» **Stored data**

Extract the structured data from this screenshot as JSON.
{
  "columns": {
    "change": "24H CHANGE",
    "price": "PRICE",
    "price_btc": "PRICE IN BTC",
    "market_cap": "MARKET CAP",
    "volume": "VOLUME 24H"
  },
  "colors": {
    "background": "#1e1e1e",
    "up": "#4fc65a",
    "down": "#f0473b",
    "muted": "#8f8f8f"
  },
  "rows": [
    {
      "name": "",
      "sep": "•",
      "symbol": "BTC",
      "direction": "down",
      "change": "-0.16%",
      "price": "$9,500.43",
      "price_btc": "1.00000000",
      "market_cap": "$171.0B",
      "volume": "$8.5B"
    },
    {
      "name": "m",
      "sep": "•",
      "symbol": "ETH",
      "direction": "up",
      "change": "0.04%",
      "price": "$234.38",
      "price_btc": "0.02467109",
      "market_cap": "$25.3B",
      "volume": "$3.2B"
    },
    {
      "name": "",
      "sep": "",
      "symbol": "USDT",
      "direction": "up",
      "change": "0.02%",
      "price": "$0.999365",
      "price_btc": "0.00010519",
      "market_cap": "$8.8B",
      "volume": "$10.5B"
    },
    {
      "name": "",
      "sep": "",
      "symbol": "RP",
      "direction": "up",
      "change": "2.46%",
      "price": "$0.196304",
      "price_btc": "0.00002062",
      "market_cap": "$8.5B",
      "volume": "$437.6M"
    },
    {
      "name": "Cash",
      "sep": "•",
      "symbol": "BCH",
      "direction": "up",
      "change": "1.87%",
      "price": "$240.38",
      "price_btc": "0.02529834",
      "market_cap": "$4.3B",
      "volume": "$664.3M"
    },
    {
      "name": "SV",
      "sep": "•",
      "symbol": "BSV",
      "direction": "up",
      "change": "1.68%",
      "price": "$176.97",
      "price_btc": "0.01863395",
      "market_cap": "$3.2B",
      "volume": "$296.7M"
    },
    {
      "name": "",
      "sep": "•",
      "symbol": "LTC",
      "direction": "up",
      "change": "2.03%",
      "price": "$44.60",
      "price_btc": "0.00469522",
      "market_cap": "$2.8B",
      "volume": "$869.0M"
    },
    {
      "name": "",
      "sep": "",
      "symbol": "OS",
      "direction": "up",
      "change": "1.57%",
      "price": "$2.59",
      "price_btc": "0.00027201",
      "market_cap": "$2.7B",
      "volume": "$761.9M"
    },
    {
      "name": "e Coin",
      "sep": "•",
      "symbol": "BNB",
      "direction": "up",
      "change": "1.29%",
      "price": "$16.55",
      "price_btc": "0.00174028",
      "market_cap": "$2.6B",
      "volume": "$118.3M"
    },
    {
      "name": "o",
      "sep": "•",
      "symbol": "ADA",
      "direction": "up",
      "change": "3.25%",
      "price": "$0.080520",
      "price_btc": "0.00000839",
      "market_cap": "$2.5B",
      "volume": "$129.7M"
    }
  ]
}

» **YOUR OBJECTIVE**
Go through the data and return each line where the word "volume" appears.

» **WRITTEN ANSWER**
    "volume": "VOLUME 24H"
      "volume": "$8.5B"
      "volume": "$3.2B"
      "volume": "$10.5B"
      "volume": "$437.6M"
      "volume": "$664.3M"
      "volume": "$296.7M"
      "volume": "$869.0M"
      "volume": "$761.9M"
      "volume": "$118.3M"
      "volume": "$129.7M"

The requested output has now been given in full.